If ever the question of true selfless love in this world is raised, then the relationship between a mother and her child is the best answer to it. No doubt, every mother will go to any length to make sure she provides the best for her baby and ensure that her baby is happy and healthy.
There is ever rarely such a thing as a mean mother, mean father or ill meaning parents for that matter.
Yet, when we enter this beautiful world of being parents, just like in your corporate or social circle, we are not spared of criticism. People are quick to notice the dirty diaper on your two year old, but conveniently overlook the dark circles under your eyes. They are quick to notice the second chocolate your child eats, despite the fact that he/she had just been fed a full nutritious meal. Well, we all get chocolate cravings and children are no different.
And so, while in the real world we have the Moral Police, I call these well wishers our very own Mommy Police. The prime objective of the Mommy Police is to put you on this major guilt trip of how you could improve your parenting skills. In her frame of reference, you are never doing your best.
We are all familiar with this kind of Mommy Policing, but very rarely do we say anything against it. So here is a list of instances where the Mommy Police say all these mean things and what the voice in our head would like to say:
“Why are you giving her the bottle? Breast milk is best for her.”
“I don’t think there is any mother in this world who doesn’t know that. But thank you anyway. Now shall I continue feeding my baby the best way I know how?”
“You should not give her the pacifier, she will get crooked teeth.”
“Had you been in my place, trying to pacify my little one since the past 2 hours, you would have done the same. My baby is at peace, isn’t that more important?”
“Oh, she is 15 months old, and still not walking?”
“Aren’t you glad to see him in my arms a bit longer? Besides I have yet to come across a 2 year old not walking. And when he does start walking, I will be sure to send him to your place then.”
“Why is she so thin, don’t you feed her?”
“Actually I don’t feed my child. In fact, I eat her and my husband’s share of food too.”
“Aren’t you going to have another one? You must have another one”
“Of course I will have one more ice-cream. Oh sorry, you meant the baby? Why don’t YOU have another one, instead of me?”
“He is two now, you should get him off the diaper.”
“Ever notice the bags under my eyes? Okay, then you don’t have the right to notice the bags under his pants too.”
“Why are you feeding Maggi to her? I am a working mother yet I make fresh meals.”
“Can I send her to your place to eat then? Honestly, this one time in months that I give her Maggi and you happen to come visit me. Where were you when she was eating daal, sabzi, roti, chawal all these days?”
“You still feed her?
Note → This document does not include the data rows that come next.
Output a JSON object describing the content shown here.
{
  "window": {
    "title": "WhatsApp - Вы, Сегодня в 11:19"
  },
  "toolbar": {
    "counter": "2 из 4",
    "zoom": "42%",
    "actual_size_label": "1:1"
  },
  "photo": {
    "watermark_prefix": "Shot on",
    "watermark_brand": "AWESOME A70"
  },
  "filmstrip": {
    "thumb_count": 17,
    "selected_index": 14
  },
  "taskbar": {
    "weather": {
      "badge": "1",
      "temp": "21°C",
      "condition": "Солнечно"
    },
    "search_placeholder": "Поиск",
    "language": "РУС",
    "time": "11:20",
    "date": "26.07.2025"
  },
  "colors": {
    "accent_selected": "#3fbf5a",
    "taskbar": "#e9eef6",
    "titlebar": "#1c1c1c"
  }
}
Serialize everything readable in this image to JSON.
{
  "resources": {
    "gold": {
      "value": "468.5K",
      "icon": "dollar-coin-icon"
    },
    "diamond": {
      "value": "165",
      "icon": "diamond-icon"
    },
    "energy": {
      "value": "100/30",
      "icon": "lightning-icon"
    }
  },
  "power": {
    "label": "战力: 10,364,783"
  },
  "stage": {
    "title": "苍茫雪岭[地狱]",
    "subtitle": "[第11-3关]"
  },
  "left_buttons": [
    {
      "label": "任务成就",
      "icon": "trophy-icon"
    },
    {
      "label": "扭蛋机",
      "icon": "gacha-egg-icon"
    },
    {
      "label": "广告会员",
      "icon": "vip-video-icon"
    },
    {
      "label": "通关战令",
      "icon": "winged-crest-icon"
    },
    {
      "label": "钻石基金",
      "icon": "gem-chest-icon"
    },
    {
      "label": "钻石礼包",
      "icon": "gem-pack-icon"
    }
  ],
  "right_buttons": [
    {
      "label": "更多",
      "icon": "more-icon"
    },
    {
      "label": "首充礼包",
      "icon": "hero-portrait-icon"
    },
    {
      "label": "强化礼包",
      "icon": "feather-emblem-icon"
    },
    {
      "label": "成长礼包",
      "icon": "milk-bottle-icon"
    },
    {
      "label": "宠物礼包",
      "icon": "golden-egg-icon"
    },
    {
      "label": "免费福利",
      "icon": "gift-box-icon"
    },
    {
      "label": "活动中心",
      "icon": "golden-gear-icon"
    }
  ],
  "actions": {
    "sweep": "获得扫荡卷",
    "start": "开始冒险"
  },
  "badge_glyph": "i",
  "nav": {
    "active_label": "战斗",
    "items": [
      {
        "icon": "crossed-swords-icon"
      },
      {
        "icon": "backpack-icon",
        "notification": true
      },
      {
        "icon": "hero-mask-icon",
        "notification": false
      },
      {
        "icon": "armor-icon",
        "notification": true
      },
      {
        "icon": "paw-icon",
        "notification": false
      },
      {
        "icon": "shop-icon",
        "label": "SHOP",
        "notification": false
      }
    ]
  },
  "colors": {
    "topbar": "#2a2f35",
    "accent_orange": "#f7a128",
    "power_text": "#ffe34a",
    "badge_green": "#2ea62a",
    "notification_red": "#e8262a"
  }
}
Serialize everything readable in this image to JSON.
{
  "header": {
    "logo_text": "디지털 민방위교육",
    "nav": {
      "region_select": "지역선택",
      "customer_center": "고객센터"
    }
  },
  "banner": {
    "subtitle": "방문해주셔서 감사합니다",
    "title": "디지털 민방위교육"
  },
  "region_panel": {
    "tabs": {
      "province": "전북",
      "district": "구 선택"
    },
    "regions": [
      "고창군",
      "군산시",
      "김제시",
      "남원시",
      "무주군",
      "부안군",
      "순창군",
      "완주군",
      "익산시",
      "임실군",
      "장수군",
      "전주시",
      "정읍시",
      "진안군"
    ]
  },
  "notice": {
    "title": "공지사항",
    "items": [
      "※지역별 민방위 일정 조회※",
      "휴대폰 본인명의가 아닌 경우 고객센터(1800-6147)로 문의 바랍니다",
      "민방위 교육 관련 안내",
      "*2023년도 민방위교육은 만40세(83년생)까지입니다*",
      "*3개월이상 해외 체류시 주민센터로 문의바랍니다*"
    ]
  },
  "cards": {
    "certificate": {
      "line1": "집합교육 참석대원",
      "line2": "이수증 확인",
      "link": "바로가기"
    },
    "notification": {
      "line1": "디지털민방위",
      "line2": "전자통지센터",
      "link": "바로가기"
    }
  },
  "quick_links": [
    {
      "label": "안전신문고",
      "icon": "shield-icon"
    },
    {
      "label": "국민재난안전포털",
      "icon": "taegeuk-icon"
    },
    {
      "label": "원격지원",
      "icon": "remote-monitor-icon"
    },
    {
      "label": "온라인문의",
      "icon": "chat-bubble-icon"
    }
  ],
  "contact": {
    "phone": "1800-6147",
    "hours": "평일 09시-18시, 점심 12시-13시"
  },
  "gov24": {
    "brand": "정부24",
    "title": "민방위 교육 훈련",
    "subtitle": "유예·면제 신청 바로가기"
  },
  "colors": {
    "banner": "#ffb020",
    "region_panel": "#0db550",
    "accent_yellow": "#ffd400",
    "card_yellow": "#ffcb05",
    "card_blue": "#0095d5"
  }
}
She is old enough to eat on her own.”
“Again, can I send her to your place to eat then? I like feeding her sometimes, even though she is old enough to eat on her own. Got it?”
And you know the list can continue. But we need to realise that such comments don’t necessarily help. In fact they do just the opposite. In today’s world, it is increasingly challenging to raise children, especially with nuclear families, ever increasing influence of media and above all hypocrisy and bigotry.
So here is a humble request to all the Mommy Police out there, can we help each other in this journey rather than pulling each other down?
Can we stop passing mean rude comments about how we dress our children, what we feed them, whether we enrol them in extracurricular activities or not, whether we let them watch TV or not and so on?
And can we rather, appreciate each other for doing the best we can for our little ones and enjoy this journey of parenthood?